Tonight's blog entry is sponsored by the following Facebook status. (Name removed because I did not ask the permission of the poster)

>Why is my Christian Ethics course required for an Ethics Minor?

(The poster went on to comment that that she mostly objected to the religious portion of the course)

There's two reasons why classes become required: a) Some authority figure says that a certain program should include a class on a certain topic (i.e. an accrediting agency, religious leader, the dean) b) The department decides that such a class should be included within a program.

Regarding (b), there are numerous reasons why the department would make a decision to require a certain class. Among them:

  • Attempting to get the maximum utilization out of an instructor. Consider this "Christian Ethics" class. If there's maybe 12 people who are required to take this class as a part of their degree program, perhaps a religious studies degree, and there's usually only three or four people who have an Ethics minor declared, then one instructor can knock kill the proverbial two birds with one proverbial stone. This is a typical situation at a small-er University like mine.
  • Competition between Department A and Department B. It is relatively common to see two departments with overlapping interests, Math and Physics for example, to offer competing classes. "Calculus for Physicists" would be an example here.

As far as the actual answer to the question, do some research. What agency accredits your department? When did the requirement come into effect? Who was on the faculty and who was chair at that time?

And, as a final comment, I urge college seekers to select a major before they enter the school, and closely look through the degree requirements at that time.

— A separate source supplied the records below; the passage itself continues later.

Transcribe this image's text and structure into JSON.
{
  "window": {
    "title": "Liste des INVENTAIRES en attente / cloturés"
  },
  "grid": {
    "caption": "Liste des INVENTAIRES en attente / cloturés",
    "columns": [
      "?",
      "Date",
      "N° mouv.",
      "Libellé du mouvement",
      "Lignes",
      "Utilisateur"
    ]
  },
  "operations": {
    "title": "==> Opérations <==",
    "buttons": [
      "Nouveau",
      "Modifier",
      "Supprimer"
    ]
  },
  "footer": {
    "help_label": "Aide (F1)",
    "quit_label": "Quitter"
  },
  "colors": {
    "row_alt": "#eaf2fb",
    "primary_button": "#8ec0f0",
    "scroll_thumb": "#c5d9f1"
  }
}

University catalogs are universally boring reading, but I consider them the most valuable tool in selecting a University.